======== Entries shown
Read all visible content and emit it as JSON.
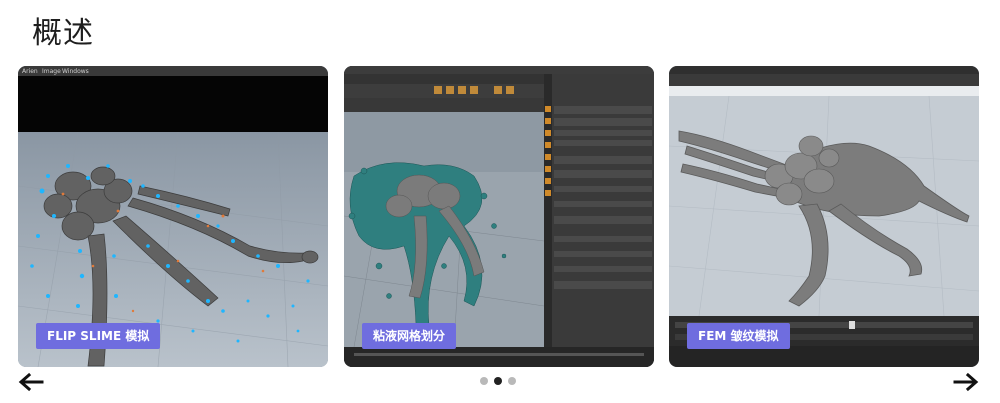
{
  "page": {
    "heading": "概述"
  },
  "slides": [
    {
      "badge": "FLIP SLIME 模拟",
      "menu": [
        "Arien",
        "Image",
        "Windows"
      ]
    },
    {
      "badge": "粘液网格划分"
    },
    {
      "badge": "FEM 皱纹模拟"
    }
  ],
  "carousel": {
    "prev_icon": "arrow-left-icon",
    "next_icon": "arrow-right-icon",
    "dot_count": 3,
    "active_index": 1
  },
  "colors": {
    "badge": "#6f6ddf",
    "particles": "#1fb6ff",
    "dot_active": "#222222",
    "dot_inactive": "#b9b9b9"
  }
}
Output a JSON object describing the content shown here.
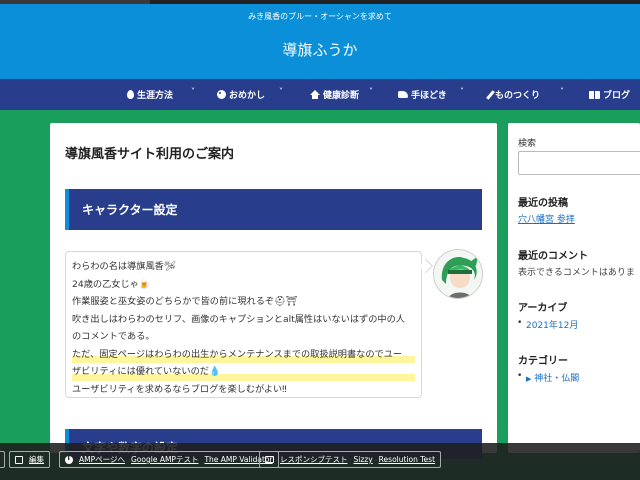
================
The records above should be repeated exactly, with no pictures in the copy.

Read all visible content and emit it as JSON.
{
  "page": {
    "heading": "概述"
  },
  "slides": [
    {
      "badge": "FLIP SLIME 模拟",
      "menu": [
        "Arien",
        "Image",
        "Windows"
      ]
    },
    {
      "badge": "粘液网格划分"
    },
    {
      "badge": "FEM 皱纹模拟"
    }
  ],
  "carousel": {
    "prev_icon": "arrow-left-icon",
    "next_icon": "arrow-right-icon",
    "dot_count": 3,
    "active_index": 1
  },
  "colors": {
    "badge": "#6f6ddf",
    "particles": "#1fb6ff",
    "dot_active": "#222222",
    "dot_inactive": "#b9b9b9"
  }
}
Output a JSON object describing the content shown here.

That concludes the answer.